KAWARTHA LAKES-After more than five years of study, City of Kawartha Lakes council is poised to begin licensing Short Term Rentals (STRs).
Committee of the Whole adopted the plan today. It will now go to council for full approval. There are more that 1,000 listings for Short Term Rentals also known as AirBnB’s in the City.
Aaron Sloan, Manager Municipal Law Enforcement and Licensing (MLEL) told council that they started studying the issue including data on complaints in 2017.Read more here: https://www.kawartha411.ca/2017/08/14/neighbours-want-airbnb-in-their-neighbourhood-grounded/
In 2018 they held a public forum but decided not to implement any news rules. Read more here:https://www.kawartha411.ca/2018/08/15/no-new-by-laws-for-problematic-short-term-rentals-in-the-city-of-kawartha-lakes/
Sloan said in 2022 complaints increased and a task force was later created. The talks force has held five public meetings.
“I believe this is a very good start and if we have to make changes we will,” said Councillor Charlie McDonald who is leading the task force. “One of our top priorities is safety.”

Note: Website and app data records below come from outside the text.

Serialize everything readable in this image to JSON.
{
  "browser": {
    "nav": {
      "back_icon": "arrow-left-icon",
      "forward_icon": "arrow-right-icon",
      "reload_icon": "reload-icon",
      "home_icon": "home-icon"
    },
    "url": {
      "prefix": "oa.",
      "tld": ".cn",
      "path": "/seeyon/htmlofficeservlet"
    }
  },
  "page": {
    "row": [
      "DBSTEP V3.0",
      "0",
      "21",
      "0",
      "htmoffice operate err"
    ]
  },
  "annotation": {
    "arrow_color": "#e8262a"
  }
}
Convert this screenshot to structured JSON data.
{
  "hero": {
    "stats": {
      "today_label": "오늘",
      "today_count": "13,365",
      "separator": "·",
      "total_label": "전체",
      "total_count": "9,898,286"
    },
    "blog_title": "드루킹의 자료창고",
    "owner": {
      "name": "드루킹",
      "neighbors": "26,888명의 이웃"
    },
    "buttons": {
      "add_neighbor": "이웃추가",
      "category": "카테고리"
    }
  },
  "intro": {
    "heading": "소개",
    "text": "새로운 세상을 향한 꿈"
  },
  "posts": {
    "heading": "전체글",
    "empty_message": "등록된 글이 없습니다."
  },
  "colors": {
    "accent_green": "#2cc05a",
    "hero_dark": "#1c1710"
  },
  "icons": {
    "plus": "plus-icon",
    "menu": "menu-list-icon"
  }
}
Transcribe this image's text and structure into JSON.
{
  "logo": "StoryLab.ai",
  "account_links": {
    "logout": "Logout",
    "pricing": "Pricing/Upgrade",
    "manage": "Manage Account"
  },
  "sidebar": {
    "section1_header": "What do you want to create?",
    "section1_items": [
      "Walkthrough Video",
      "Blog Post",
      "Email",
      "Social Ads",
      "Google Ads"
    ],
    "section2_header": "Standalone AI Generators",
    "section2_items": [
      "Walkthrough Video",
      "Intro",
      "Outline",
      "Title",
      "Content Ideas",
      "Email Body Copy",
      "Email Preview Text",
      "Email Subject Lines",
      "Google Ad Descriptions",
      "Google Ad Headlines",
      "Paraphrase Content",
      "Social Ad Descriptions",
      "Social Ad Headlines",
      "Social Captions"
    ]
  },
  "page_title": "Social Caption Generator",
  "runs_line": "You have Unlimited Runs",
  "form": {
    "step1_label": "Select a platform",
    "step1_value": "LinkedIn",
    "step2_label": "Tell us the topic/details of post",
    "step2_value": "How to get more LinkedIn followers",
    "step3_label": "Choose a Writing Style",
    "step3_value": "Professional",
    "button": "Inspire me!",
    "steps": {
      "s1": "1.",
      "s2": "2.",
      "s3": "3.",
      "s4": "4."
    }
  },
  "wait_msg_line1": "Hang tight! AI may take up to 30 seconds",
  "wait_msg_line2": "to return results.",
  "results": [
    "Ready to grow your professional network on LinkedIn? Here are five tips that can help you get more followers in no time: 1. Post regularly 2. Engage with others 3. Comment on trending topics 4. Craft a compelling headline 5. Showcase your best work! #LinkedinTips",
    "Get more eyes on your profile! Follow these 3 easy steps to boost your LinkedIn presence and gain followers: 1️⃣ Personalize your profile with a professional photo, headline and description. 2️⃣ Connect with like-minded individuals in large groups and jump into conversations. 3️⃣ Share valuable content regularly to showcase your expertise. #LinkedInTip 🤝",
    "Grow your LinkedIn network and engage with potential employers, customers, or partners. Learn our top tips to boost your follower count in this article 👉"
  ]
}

If the recommendations pass, all Short Term Rentals will need to be licensed. The licensing fees will vary depending on whether the host is on-site or not and whether the property will be rented out all year or seasonally.
A Short Term Rental operating year-round with an owner or manager on-site will pay $300. The fee will drop to $150 for a seasonal property. If there is no manager or owner on-site the fee rises dramatically to $1500 per year or $750 seasonally.
The licenses will work on a demerit point system. If a property reaches 7 demerit points it will have its license suspended for six months. If it reaches 15 demerit points the license will be revoked. Demerit points will reset after two years.
In relation to the study of STR’s and as part of the STR Task Force recommendations, staff met with both Police Services (Kawartha Lakes Police Services and the Kawartha Lakes O.P.P.) The purpose of the meeting was to explore current practices, investigation services, and information sharing and to discuss the added value in hiring pay duty officers to respond to weekend STR issues to support the STR program in a focused way outside of MLEL hours of service. This option was not feasible according to the report.
There will be a new 24/7 vendor-supported intake and complaint response system. The STR Task Force has suggested that this time period is approximately 20 days, covering the weekends in July and August. Bylaw hours will also be expanded later into the evenings.
The vendor will have access to direct owner contact and will act as a complaint intake line. All calls will be recorded and the vendor will reach out to the proper service whether it be police, fire or bylaw and will follow up with the caller or complainant. If the owner fails to respond they will get demerit points, every time there’s bylaw or police involvement demit points will be assessed.
Sloan says there will be improved information sharing across agencies they interact with and support from police and city departments with 24/7 vendor support is a big piece of program. He says police have agreed to respond to bylaw complaints after hours.
“What we have tried to do is address the safety and provide balance for the businesses,” Sloan said.
The occupancy limits will be based on the number of bedrooms in the property and the size of the septic system etc. Renters will need to abide by a Renters Code of Conduct.
The Task Force had hoped to limit the number of STRs that can be on any street but City solicitor Robyn Carlson said the move would put the City at odds with current legislation. It was removed from the proposal.
Officials are hoping to implement the program for a soft rollout in July.